According to the AMA/HRI survey, working in an environment with cynicism or diminished morale, improper training about, or ignorance that, acts are unethical, and the lack of consequences when caught are the next leading factors likely to cause unethical behavior. These factors are followed by the need to follow the boss’s orders, peer pressure/desire to be a team player, desire to steal from or harm the organization and, paradoxically, wanting to help the organization survive…The survey also found that the single most important ethical leadership behavior is keeping promises, followed by encouraging open communication, keeping employees informed and supporting employees who uphold ethical standards. If an organization has leaders who simply don’t “walk the talk” when it comes to ethics, there’s little hope of maintaining a strong ethical culture.

Sad that this continues to be “new news” isn’t it? We can natter on all day about written codes and more laws, but the bottom line is we can neither mandate morality nor legislate behavior.

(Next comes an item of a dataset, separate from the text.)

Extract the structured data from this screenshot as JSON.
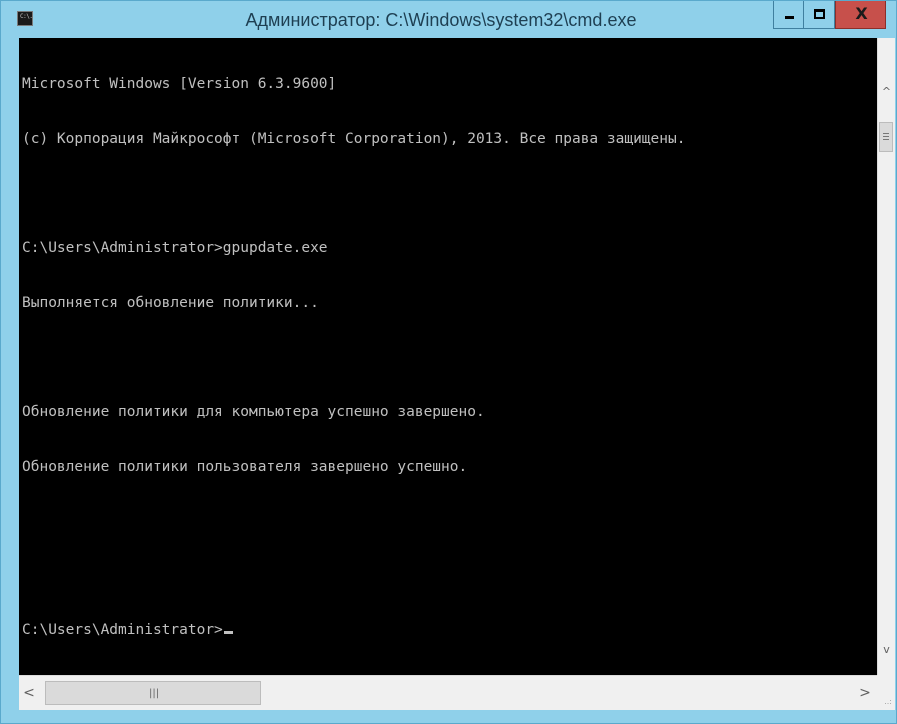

So, if you’ve got an “employee problem” – maybe you need to look at the company first.


The personal piece in planning

March 9, 2006

Here’s another frequent blind spot for you: Forgetting your personal goals and needs when doing strategic and business planning.

People often get so focused on the “the bottom line” “results” and “stakeholder value” that they forget that they (the owners, leaders, managers, planners, implementers) have personal needs and goals too.

No, I’m not getting all “new-agey” on you. But if you’re not happy with your business or job – you’re not going to be doing your best either – which isn’t good for anybody.

So, here’s a quick five-minute reality check:

1. Write down three things that make you happy (and energized). Don’t think about it – just do it.
2. Write down three things (no more) that you want to personally accomplish.
3. Now, compare this to your business/organization goals. Is there a disconnect? Does it make you tired just looking at the business/organization goals? If so, then you need to do some more thinking about what’s best for both you and your business.